**Work item**
Collect each line of the entries that holds the string "bottom".

**Provided material**
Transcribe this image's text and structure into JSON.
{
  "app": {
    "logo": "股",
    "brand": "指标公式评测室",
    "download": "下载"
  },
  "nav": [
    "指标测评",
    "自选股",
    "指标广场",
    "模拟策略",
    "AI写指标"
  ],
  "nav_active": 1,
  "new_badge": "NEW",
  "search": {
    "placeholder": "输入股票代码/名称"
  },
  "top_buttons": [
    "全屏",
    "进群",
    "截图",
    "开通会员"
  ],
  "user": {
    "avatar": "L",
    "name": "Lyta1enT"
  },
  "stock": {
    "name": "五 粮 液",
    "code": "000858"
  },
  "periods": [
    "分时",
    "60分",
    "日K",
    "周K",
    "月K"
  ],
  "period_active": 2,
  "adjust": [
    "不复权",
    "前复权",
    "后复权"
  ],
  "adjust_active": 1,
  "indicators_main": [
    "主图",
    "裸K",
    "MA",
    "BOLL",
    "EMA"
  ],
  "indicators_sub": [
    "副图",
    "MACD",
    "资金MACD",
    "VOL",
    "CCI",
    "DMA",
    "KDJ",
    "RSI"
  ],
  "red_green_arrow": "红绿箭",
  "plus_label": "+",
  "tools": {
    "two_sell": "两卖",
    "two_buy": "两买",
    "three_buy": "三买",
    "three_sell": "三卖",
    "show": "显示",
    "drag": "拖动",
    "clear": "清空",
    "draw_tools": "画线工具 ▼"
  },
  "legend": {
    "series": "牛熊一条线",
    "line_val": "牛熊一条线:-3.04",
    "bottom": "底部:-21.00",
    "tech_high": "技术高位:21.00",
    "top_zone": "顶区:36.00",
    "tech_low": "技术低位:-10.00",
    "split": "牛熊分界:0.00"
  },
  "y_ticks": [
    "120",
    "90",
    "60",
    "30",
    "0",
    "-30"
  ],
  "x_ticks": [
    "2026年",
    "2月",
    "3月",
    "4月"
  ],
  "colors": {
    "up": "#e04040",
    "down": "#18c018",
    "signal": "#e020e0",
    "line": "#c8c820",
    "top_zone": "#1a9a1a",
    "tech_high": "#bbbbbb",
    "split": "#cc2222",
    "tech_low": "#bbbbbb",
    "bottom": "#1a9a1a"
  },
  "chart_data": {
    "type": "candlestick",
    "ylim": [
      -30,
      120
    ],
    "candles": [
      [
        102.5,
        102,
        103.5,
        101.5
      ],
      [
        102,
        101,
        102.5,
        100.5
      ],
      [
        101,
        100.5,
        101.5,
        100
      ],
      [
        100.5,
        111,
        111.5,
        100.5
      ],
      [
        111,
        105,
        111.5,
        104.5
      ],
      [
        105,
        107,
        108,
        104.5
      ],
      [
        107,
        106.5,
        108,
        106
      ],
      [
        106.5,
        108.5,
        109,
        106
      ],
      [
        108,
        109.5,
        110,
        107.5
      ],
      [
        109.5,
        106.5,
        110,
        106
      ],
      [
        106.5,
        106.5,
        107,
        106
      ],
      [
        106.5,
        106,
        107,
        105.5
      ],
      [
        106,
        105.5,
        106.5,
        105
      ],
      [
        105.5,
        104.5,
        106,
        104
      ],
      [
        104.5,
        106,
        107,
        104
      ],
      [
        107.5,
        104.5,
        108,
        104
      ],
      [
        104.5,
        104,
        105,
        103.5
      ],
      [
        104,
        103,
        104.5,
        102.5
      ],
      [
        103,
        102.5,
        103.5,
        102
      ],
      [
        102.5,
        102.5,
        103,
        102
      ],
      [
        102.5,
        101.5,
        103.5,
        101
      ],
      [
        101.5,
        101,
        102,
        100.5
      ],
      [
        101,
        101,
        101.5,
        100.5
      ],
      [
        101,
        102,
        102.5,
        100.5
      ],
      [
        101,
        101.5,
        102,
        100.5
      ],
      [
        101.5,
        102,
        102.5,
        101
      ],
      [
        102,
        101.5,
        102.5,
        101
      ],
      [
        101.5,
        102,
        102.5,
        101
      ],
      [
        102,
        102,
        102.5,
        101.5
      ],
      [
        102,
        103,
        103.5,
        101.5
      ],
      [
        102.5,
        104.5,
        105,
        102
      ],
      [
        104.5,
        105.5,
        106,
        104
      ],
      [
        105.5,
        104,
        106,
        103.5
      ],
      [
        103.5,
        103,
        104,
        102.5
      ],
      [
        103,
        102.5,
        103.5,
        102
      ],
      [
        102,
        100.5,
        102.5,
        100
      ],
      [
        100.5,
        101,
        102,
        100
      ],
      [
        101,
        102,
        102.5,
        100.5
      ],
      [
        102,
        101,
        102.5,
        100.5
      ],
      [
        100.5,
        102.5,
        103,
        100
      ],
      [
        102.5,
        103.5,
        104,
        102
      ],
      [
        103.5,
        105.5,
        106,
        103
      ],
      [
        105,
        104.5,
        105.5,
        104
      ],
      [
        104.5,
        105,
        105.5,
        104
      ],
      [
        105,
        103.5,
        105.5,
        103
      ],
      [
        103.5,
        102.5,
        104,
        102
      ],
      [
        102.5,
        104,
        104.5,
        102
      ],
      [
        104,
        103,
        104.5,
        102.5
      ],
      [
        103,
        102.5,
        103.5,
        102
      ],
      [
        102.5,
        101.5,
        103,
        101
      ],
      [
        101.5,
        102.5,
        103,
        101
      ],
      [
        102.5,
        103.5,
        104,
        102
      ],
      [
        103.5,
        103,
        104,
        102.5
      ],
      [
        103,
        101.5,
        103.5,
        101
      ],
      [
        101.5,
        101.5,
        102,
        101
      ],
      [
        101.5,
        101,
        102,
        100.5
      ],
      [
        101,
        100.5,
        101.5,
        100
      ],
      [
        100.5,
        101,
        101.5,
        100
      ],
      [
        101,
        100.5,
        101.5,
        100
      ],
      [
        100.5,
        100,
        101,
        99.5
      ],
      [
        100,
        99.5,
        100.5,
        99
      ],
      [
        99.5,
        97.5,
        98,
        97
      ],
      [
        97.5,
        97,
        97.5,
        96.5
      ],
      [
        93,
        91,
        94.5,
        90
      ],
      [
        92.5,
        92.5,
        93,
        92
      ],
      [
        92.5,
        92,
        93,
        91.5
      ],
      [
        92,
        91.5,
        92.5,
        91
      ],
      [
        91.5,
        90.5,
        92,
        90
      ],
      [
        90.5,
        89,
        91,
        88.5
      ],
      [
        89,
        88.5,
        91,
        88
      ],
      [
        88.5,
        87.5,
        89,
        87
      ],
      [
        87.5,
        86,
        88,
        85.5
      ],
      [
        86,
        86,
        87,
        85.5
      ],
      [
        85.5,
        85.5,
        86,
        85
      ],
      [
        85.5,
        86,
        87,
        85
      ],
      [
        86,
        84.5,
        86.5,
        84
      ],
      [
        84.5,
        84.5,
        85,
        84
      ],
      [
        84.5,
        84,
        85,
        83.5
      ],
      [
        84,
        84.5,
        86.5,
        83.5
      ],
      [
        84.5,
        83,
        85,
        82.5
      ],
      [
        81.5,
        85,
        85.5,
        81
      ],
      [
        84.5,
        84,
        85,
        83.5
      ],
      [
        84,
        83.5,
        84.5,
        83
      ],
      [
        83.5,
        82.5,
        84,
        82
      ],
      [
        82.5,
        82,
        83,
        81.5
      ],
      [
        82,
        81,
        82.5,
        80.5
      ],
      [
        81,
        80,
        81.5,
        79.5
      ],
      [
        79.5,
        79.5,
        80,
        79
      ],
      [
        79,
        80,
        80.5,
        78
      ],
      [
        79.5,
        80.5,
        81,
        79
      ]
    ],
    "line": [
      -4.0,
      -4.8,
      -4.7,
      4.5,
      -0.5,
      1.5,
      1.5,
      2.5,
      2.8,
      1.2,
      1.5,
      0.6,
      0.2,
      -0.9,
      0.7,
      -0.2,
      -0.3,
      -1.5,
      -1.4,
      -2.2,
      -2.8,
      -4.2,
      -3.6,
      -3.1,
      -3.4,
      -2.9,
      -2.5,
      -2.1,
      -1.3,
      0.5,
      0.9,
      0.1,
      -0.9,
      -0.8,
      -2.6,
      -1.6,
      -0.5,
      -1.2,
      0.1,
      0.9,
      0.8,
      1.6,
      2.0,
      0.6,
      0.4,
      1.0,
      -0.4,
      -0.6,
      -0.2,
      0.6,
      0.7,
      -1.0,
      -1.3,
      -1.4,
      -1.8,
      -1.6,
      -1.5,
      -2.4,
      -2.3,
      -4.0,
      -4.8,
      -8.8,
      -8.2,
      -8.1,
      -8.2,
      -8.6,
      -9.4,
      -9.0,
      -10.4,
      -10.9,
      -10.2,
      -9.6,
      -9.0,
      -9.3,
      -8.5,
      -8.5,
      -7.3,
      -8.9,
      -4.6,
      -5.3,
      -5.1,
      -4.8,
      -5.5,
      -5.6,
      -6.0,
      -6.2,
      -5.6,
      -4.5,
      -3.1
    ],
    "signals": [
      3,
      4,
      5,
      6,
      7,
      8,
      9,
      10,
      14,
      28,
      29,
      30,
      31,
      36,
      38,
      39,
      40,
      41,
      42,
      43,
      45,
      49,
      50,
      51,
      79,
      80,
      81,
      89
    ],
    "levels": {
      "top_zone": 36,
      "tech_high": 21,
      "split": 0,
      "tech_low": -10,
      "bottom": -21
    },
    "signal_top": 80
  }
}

**Solution to this exercise**
    "bottom": "底部:-21.00",
    "bottom": "#1a9a1a"
      "bottom": -21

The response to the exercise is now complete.